EXTRACTED RECORDS:

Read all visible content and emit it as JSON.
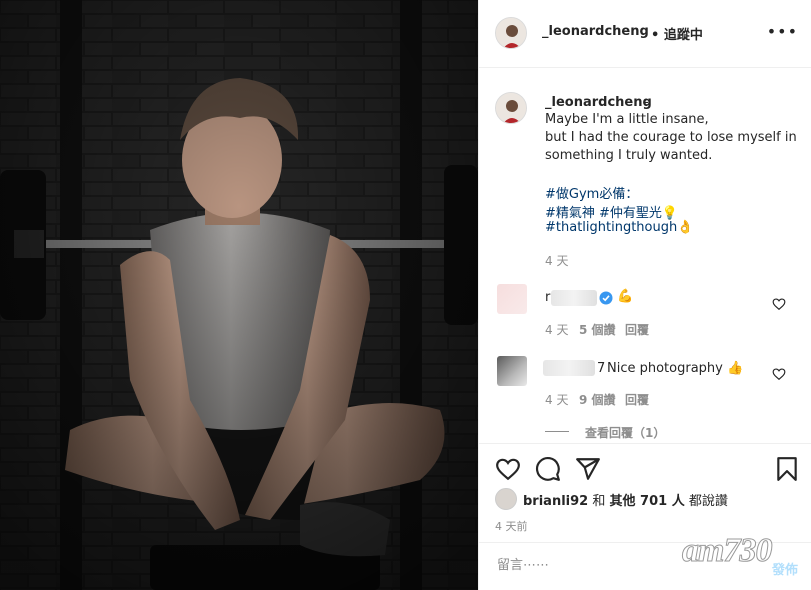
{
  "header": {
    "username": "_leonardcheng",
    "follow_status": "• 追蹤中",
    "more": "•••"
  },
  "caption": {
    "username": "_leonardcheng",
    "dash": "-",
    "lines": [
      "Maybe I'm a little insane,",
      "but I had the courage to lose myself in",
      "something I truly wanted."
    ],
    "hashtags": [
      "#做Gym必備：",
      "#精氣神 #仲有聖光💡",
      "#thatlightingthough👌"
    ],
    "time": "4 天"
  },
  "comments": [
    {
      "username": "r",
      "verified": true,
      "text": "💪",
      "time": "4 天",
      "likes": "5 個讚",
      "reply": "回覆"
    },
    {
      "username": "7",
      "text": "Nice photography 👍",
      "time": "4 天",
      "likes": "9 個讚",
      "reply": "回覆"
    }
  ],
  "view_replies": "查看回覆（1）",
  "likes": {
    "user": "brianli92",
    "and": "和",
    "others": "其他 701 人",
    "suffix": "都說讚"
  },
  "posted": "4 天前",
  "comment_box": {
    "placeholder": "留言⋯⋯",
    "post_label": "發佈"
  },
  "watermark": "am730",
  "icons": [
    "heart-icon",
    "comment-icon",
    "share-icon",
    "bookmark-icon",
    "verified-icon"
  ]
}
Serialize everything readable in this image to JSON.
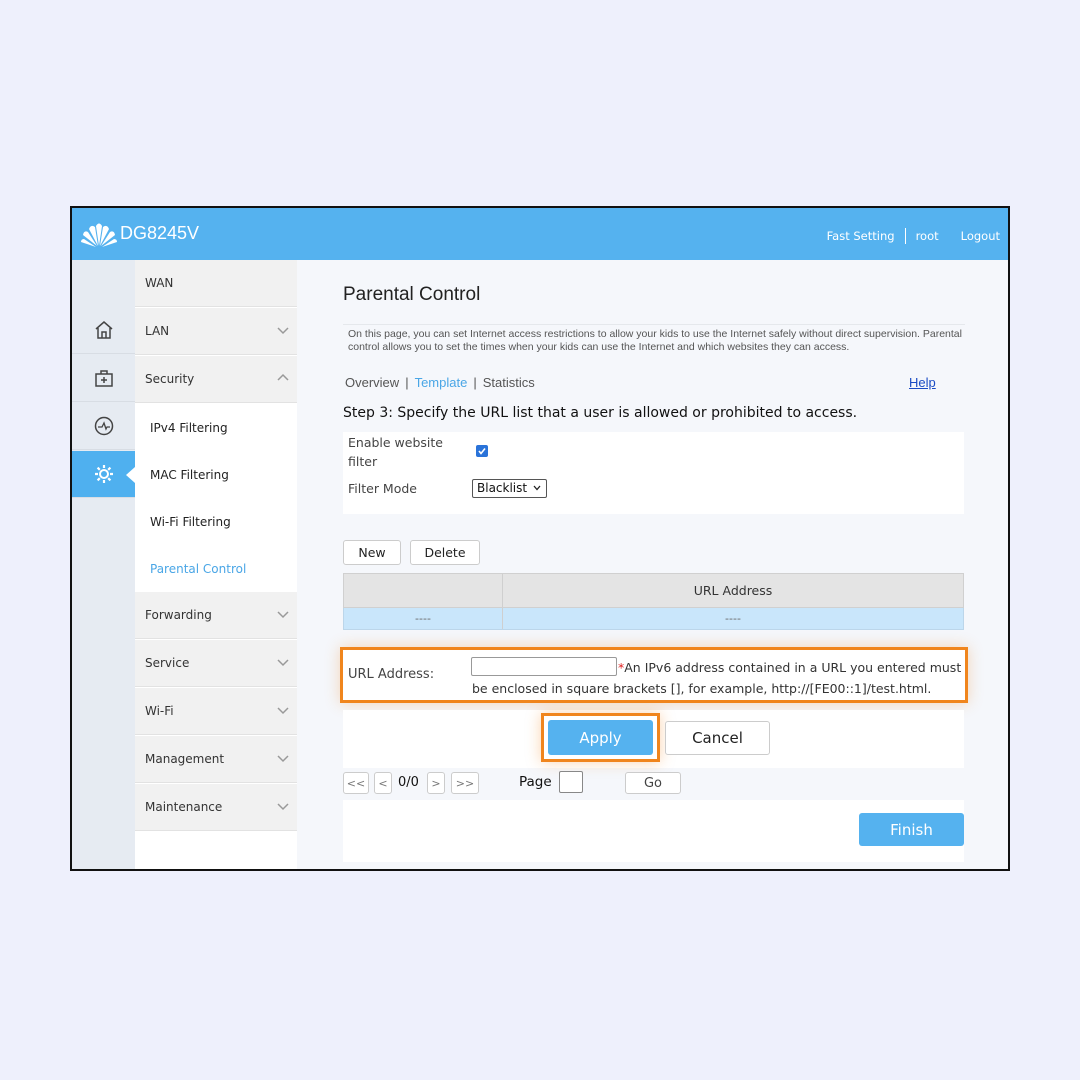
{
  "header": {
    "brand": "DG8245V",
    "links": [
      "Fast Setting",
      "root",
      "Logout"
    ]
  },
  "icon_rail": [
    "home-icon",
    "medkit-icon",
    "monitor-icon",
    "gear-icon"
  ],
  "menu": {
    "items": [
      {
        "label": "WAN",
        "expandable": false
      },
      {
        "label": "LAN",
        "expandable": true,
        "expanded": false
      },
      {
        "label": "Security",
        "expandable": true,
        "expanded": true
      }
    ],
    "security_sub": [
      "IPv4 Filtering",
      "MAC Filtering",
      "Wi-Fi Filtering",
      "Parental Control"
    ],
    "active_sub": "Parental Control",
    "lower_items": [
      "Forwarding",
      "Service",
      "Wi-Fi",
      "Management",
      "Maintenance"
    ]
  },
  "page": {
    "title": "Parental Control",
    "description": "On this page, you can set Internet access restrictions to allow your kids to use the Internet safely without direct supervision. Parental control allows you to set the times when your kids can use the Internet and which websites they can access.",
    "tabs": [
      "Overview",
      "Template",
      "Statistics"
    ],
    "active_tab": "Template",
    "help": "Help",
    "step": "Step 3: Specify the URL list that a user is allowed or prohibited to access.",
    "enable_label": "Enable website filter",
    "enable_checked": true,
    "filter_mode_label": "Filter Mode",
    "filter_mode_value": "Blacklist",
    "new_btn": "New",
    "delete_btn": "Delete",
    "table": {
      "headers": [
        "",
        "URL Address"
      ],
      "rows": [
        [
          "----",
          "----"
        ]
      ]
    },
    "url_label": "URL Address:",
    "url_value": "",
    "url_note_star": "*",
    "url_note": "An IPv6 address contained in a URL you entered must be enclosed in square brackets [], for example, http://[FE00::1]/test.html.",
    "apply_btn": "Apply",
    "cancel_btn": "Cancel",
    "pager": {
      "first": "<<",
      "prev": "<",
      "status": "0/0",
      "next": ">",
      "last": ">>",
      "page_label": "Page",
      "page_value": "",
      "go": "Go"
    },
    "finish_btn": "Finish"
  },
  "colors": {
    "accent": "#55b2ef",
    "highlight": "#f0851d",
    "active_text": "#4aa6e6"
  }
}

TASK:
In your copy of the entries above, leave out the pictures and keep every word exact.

EXERCISE RESPONSE:
Read all visible content and emit it as JSON.
{
  "header": {
    "username": "_leonardcheng",
    "follow_status": "• 追蹤中",
    "more": "•••"
  },
  "caption": {
    "username": "_leonardcheng",
    "dash": "-",
    "lines": [
      "Maybe I'm a little insane,",
      "but I had the courage to lose myself in",
      "something I truly wanted."
    ],
    "hashtags": [
      "#做Gym必備：",
      "#精氣神 #仲有聖光💡",
      "#thatlightingthough👌"
    ],
    "time": "4 天"
  },
  "comments": [
    {
      "username": "r",
      "verified": true,
      "text": "💪",
      "time": "4 天",
      "likes": "5 個讚",
      "reply": "回覆"
    },
    {
      "username": "7",
      "text": "Nice photography 👍",
      "time": "4 天",
      "likes": "9 個讚",
      "reply": "回覆"
    }
  ],
  "view_replies": "查看回覆（1）",
  "likes": {
    "user": "brianli92",
    "and": "和",
    "others": "其他 701 人",
    "suffix": "都說讚"
  },
  "posted": "4 天前",
  "comment_box": {
    "placeholder": "留言⋯⋯",
    "post_label": "發佈"
  },
  "watermark": "am730",
  "icons": [
    "heart-icon",
    "comment-icon",
    "share-icon",
    "bookmark-icon",
    "verified-icon"
  ]
}
Serialize everything readable in this image to JSON.
{
  "header": {
    "brand": "DG8245V",
    "links": [
      "Fast Setting",
      "root",
      "Logout"
    ]
  },
  "icon_rail": [
    "home-icon",
    "medkit-icon",
    "monitor-icon",
    "gear-icon"
  ],
  "menu": {
    "items": [
      {
        "label": "WAN",
        "expandable": false
      },
      {
        "label": "LAN",
        "expandable": true,
        "expanded": false
      },
      {
        "label": "Security",
        "expandable": true,
        "expanded": true
      }
    ],
    "security_sub": [
      "IPv4 Filtering",
      "MAC Filtering",
      "Wi-Fi Filtering",
      "Parental Control"
    ],
    "active_sub": "Parental Control",
    "lower_items": [
      "Forwarding",
      "Service",
      "Wi-Fi",
      "Management",
      "Maintenance"
    ]
  },
  "page": {
    "title": "Parental Control",
    "description": "On this page, you can set Internet access restrictions to allow your kids to use the Internet safely without direct supervision. Parental control allows you to set the times when your kids can use the Internet and which websites they can access.",
    "tabs": [
      "Overview",
      "Template",
      "Statistics"
    ],
    "active_tab": "Template",
    "help": "Help",
    "step": "Step 3: Specify the URL list that a user is allowed or prohibited to access.",
    "enable_label": "Enable website filter",
    "enable_checked": true,
    "filter_mode_label": "Filter Mode",
    "filter_mode_value": "Blacklist",
    "new_btn": "New",
    "delete_btn": "Delete",
    "table": {
      "headers": [
        "",
        "URL Address"
      ],
      "rows": [
        [
          "----",
          "----"
        ]
      ]
    },
    "url_label": "URL Address:",
    "url_value": "",
    "url_note_star": "*",
    "url_note": "An IPv6 address contained in a URL you entered must be enclosed in square brackets [], for example, http://[FE00::1]/test.html.",
    "apply_btn": "Apply",
    "cancel_btn": "Cancel",
    "pager": {
      "first": "<<",
      "prev": "<",
      "status": "0/0",
      "next": ">",
      "last": ">>",
      "page_label": "Page",
      "page_value": "",
      "go": "Go"
    },
    "finish_btn": "Finish"
  },
  "colors": {
    "accent": "#55b2ef",
    "highlight": "#f0851d",
    "active_text": "#4aa6e6"
  }
}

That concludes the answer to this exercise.